> **Description of the task**:
Take every line from the entries below that includes the word "purchased" and copy it.

Web page and app entries:
**********
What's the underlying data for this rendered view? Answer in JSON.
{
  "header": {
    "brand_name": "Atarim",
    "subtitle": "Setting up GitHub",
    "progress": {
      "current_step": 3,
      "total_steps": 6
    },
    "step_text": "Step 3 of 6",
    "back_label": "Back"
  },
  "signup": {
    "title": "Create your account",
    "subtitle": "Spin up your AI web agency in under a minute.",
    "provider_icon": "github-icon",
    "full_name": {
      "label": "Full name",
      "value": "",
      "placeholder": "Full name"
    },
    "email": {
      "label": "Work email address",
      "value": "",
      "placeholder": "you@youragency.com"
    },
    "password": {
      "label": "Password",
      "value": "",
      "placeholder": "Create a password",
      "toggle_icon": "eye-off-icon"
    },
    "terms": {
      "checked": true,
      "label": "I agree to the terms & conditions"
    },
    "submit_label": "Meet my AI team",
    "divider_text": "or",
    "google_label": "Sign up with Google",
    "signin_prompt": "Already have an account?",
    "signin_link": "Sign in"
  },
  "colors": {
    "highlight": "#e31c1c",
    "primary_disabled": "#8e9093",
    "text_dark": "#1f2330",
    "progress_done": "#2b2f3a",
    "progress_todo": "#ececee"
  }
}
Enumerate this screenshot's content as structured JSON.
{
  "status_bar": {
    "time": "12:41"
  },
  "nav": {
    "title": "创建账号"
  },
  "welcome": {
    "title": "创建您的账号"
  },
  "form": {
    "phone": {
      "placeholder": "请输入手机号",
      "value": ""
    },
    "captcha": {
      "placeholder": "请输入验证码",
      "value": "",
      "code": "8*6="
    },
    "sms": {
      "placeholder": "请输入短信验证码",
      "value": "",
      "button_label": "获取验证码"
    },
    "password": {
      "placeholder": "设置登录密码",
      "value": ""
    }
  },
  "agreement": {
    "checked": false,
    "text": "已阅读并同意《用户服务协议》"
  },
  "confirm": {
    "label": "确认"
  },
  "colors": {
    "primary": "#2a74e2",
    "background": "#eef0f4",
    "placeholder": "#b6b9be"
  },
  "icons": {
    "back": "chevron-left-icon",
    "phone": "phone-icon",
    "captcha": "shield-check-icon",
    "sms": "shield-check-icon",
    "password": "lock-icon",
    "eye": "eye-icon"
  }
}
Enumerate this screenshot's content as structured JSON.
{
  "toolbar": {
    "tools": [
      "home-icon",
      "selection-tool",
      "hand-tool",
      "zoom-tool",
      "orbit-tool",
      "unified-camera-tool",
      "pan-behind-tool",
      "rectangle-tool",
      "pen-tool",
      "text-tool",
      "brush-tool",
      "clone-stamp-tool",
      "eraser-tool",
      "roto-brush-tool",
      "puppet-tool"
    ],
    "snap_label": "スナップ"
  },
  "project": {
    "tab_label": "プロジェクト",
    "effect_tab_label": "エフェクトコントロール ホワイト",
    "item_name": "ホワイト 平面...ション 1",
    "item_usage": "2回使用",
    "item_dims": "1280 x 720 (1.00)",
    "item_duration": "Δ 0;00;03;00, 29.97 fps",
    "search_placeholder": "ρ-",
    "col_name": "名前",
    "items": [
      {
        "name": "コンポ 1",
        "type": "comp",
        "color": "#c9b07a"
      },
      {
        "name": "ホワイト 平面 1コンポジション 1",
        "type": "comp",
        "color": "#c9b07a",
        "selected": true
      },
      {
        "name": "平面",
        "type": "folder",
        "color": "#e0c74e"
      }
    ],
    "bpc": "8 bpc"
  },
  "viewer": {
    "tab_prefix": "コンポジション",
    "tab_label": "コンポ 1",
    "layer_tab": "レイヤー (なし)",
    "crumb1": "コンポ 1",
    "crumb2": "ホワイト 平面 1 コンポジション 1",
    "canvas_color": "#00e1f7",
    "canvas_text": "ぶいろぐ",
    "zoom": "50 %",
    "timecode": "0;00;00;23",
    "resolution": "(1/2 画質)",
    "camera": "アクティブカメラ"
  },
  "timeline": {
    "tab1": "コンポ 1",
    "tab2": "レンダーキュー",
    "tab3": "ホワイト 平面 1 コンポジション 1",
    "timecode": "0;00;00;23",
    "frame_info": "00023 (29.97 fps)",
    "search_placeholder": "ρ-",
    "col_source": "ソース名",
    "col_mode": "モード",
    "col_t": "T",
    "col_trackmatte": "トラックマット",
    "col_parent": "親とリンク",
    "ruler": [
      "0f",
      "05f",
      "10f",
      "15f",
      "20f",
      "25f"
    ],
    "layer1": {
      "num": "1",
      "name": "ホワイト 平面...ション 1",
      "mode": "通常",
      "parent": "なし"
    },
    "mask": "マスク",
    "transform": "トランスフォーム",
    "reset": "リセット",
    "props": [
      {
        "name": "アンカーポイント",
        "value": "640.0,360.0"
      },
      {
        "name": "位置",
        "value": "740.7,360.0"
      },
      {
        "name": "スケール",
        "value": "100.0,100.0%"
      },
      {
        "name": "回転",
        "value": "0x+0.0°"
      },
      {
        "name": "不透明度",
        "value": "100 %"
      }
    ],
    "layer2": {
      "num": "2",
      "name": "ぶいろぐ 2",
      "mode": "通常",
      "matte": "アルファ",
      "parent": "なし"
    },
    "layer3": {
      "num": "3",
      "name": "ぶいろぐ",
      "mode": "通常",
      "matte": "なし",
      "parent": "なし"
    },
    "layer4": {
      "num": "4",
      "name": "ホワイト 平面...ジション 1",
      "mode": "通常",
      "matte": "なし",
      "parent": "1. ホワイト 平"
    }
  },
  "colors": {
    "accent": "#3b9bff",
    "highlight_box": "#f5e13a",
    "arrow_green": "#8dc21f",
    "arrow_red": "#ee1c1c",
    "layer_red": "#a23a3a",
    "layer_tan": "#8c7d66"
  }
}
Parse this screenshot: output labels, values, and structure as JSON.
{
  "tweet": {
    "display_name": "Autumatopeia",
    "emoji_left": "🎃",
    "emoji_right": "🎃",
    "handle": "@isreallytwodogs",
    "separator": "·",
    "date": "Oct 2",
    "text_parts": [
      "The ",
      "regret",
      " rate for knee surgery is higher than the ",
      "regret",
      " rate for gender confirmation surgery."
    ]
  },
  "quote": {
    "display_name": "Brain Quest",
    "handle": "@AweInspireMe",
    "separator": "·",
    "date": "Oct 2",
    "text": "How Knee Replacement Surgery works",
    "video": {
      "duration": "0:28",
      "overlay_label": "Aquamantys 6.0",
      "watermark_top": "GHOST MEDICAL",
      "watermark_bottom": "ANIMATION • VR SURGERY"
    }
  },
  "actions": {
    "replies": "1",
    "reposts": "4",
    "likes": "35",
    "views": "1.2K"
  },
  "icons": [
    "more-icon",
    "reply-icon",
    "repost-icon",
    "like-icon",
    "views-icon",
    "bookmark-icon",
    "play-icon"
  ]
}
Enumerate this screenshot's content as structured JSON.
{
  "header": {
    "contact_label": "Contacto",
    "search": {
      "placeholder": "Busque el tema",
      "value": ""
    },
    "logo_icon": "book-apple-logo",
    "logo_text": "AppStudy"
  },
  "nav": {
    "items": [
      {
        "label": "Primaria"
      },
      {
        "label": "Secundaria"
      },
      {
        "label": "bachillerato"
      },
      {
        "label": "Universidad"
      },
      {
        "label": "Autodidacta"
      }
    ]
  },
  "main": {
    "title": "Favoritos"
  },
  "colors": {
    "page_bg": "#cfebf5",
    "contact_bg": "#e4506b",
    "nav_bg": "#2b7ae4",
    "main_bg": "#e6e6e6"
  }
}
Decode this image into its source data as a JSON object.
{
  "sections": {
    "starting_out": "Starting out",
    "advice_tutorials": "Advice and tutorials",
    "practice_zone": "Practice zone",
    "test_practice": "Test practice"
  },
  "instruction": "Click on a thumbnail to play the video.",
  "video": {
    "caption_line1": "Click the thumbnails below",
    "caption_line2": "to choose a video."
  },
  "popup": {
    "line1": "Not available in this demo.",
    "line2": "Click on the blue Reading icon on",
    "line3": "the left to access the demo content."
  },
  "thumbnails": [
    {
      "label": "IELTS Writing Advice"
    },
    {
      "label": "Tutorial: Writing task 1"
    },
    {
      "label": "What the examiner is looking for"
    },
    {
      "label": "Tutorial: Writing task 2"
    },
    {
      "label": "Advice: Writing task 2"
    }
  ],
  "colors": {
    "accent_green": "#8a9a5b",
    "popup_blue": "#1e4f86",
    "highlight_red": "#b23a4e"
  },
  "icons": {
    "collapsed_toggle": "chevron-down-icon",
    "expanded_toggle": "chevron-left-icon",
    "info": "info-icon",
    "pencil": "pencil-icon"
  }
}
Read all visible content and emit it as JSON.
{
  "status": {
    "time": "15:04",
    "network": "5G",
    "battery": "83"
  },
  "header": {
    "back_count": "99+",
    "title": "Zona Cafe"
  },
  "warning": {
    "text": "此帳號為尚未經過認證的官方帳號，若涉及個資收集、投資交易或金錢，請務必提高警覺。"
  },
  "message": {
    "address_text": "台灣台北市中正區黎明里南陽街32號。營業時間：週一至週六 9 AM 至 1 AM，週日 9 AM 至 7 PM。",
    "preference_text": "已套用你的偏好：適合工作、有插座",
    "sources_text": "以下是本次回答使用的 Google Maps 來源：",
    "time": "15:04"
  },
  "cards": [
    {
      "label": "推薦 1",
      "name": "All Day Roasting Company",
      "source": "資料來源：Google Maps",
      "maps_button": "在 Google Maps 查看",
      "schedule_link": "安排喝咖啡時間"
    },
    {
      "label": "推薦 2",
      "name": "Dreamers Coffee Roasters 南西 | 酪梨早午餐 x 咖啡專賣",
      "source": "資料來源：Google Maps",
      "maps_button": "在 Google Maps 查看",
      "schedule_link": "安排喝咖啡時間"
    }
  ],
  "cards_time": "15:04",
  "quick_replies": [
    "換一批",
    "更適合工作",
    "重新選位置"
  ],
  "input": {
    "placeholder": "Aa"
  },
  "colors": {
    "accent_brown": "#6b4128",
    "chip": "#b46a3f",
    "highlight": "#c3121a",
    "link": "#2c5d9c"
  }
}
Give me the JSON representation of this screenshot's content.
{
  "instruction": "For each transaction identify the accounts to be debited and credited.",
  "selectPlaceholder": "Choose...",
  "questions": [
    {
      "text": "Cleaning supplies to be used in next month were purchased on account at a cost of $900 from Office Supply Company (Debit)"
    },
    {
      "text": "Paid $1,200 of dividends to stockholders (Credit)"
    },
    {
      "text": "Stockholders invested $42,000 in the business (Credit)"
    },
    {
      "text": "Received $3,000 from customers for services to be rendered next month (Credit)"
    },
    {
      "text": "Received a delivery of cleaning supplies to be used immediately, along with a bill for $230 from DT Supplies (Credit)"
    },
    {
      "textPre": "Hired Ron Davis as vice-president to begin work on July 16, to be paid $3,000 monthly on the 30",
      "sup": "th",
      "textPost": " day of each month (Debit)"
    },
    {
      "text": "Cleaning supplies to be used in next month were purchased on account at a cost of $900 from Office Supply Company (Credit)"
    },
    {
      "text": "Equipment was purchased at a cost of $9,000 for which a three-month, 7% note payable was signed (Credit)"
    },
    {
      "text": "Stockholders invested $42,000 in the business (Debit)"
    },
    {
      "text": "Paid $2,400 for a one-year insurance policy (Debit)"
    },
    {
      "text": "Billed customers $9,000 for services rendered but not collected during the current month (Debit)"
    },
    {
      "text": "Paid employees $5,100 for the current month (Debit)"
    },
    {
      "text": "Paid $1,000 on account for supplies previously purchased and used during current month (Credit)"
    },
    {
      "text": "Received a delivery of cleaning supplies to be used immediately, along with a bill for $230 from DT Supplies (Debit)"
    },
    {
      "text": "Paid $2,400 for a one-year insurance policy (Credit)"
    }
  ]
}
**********
> **Output for this exercise**:
      "text": "Cleaning supplies to be used in next month were purchased on account at a cost of $900 from Office Supply Company (Debit)"
      "text": "Cleaning supplies to be used in next month were purchased on account at a cost of $900 from Office Supply Company (Credit)"
      "text": "Equipment was purchased at a cost of $9,000 for which a three-month, 7% note payable was signed (Credit)"
      "text": "Paid $1,000 on account for supplies previously purchased and used during current month (Credit)"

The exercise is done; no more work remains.